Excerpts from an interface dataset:
• • • • •
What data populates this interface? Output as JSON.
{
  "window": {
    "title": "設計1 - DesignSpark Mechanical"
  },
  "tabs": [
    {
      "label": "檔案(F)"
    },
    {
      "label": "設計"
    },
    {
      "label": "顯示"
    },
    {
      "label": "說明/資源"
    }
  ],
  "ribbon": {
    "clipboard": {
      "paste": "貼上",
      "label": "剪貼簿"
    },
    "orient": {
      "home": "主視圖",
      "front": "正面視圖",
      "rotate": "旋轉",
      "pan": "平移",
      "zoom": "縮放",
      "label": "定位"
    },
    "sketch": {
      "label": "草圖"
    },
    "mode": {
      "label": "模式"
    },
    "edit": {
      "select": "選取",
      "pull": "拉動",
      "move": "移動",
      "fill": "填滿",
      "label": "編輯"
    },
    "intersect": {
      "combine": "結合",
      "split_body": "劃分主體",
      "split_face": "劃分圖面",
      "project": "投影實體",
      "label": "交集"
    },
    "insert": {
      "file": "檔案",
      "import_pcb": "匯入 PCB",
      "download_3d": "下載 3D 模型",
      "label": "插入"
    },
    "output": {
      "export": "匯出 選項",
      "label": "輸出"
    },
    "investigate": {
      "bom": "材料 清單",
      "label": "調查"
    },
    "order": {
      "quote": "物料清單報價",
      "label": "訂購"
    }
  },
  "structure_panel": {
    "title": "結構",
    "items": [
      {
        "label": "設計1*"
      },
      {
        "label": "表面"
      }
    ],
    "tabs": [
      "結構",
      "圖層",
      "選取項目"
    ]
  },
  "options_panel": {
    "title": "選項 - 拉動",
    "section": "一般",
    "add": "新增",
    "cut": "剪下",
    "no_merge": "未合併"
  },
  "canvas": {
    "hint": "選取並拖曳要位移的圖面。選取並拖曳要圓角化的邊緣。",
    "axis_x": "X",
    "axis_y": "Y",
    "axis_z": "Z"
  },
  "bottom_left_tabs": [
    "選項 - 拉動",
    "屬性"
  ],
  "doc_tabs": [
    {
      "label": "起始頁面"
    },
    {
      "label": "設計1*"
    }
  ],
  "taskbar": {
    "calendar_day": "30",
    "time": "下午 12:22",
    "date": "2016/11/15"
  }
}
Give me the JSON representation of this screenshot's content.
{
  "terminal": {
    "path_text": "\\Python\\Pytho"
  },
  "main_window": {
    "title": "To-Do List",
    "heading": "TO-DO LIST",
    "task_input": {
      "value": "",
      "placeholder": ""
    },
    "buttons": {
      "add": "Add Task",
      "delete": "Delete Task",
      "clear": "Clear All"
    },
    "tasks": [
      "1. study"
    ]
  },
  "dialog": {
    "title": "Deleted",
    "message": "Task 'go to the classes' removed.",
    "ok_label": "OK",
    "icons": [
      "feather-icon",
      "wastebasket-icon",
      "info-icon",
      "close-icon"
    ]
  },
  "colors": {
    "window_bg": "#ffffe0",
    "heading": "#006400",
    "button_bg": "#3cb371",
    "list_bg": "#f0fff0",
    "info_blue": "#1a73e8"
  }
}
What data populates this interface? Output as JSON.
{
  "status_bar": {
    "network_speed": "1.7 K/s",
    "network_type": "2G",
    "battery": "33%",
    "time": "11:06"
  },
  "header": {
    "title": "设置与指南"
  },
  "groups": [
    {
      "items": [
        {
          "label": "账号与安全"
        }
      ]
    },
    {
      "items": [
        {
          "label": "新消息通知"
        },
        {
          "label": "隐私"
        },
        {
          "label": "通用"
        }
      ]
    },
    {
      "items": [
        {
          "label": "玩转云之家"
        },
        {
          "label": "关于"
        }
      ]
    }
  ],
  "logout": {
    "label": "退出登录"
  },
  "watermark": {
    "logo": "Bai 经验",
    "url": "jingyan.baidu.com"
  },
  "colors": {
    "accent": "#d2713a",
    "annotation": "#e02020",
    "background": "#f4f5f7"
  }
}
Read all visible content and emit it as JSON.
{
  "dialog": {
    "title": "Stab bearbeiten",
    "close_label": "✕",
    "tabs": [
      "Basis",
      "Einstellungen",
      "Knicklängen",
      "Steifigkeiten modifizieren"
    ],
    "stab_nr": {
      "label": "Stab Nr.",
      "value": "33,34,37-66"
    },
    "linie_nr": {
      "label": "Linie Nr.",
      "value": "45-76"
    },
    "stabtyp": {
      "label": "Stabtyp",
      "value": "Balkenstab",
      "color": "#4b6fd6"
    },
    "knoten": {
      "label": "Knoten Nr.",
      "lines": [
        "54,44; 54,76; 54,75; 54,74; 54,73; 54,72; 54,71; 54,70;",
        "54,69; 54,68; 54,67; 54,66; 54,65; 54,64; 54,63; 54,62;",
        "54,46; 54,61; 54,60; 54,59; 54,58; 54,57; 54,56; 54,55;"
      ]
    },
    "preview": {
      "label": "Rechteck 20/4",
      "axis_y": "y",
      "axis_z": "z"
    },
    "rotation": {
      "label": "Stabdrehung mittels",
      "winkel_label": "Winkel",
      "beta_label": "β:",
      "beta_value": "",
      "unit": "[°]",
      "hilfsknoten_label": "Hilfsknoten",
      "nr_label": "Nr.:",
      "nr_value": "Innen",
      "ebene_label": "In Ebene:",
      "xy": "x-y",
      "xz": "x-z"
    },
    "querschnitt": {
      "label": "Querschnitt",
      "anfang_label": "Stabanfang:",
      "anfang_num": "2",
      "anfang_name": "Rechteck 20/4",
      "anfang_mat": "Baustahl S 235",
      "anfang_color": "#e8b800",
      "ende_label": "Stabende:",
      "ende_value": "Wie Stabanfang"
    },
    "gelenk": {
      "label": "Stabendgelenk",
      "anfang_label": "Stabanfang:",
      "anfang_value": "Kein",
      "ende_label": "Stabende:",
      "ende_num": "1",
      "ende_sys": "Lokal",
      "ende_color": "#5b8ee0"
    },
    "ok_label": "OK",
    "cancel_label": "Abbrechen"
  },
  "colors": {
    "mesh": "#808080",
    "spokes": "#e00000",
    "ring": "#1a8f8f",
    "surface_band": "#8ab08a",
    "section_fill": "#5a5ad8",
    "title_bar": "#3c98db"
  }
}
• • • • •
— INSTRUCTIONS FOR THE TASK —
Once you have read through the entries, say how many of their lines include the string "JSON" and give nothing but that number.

— WRITTEN ANSWER —
4